      Interspersed throughout Billie’s story are sections that recount the history of elephants in circuses, and it is here where the misery of captive elephants’ lives is revealed. Readers will be horrified by the brutal ways the elephants are captured in the wild and ashamed if they’ve ever seen a circus when they learn the emotional and physical pain that forcing an animal to perform tricks actually causes. And one point  Bradley makes clear in this book—contrary to the image circuses put forth — elephants perform in the ring not because they WANT to, but because they are FORCED to.

      “Many of the stunts placed inordinate pressure on an elephants’ joints and muscles. The only way to persuade an elephant to practice them repeatedly, day in and day out, was to bully her with the threat of retribution if she failed to comply,” writes Bradley. “A trainer for Ringling Bros. testified in court that Ringling stopped teaching its elephants to do one-legged tub stands and perform hind leg walks because they were hobbling the animals at too young an age, causing them to develop arthritis and rupturing their uteruses.”
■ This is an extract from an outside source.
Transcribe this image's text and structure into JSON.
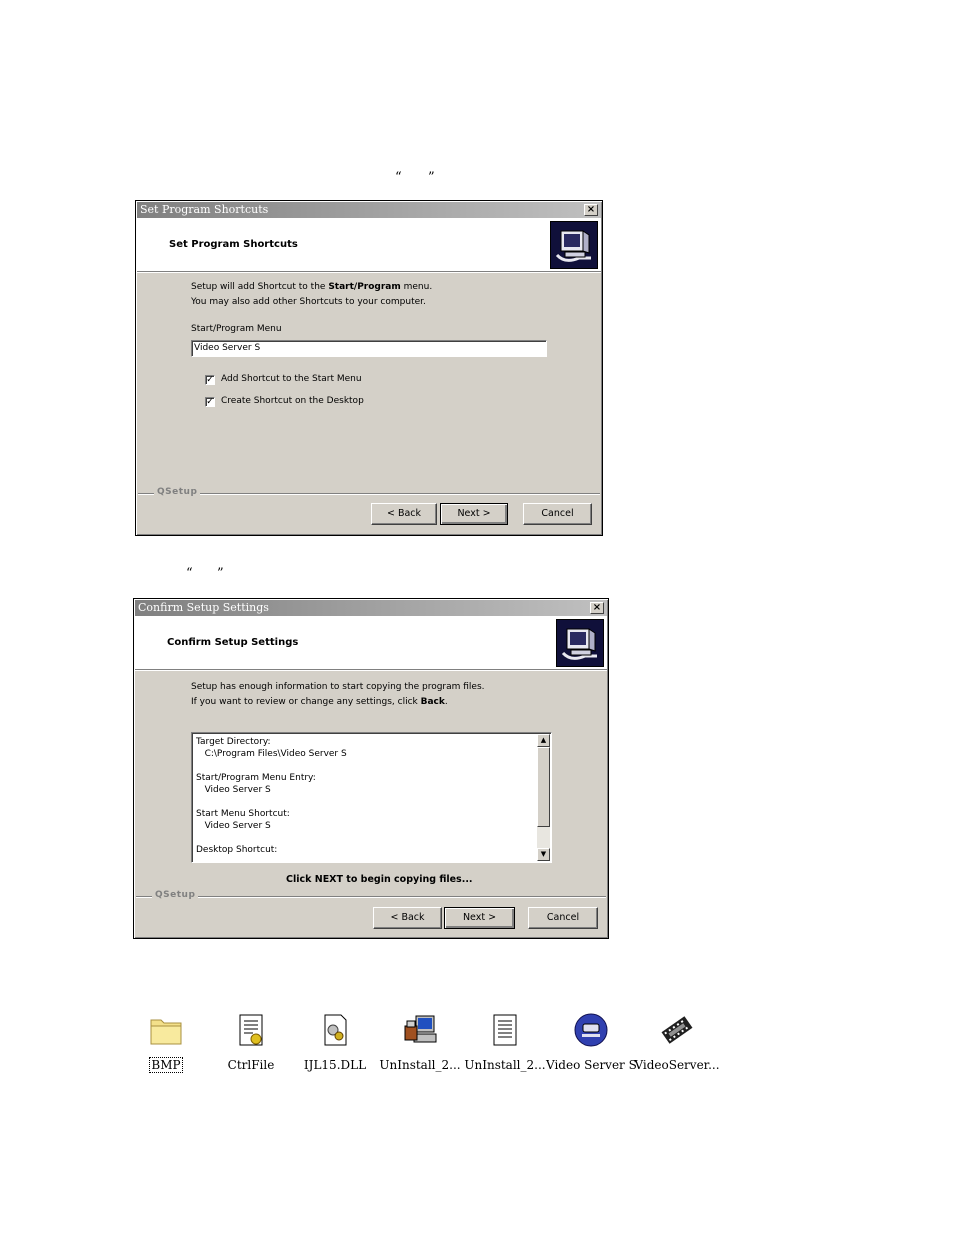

      During her life in the circus, Billie performed such stunts daily, Bradley points out in her book. But in her new life at the sanctuary, Billie, who turns 52 this year, gets to do whatever she wants. And reading about her becoming comfortable, sometimes even playful is heartwarming. I still can’t get the images Bradley paints of her taking delight in a large blue ball she found at the sanctuary, where staffers frequently found her kicking it around “as if she were a one-elephant soccer team.” And I relish imagining her enjoying her freedom and exploring the landscape and forming bonds with her fellow elephants Liz and Frieda that Bradley writes about.

      Even after I finished the book, I wanted to learn more about Billie and the elephants at the sanctuary, so I visited You can even watch Billie on an “elecam.”

      Bradley wrote this book so circuses will get rid of all animal acts entirely so these creatures have the space and freedom they deserve. She believes humans have learned too much about the intelligence and emotional lives of animals to tolerate this archaic practice.

       When you are done with her book, the only thing you will question is the intelligence and emotional lives of humans and why an estimated 600 elephants still remain in circuses and zoos in the United States.

      Last Chain on Billie:  How One Extraordinary Elephant Escaped the Big Top

      By Carol Bradley

      July 22, 2014

      336 pages

      St. Martin’s Press



      Available through, and

    Older posts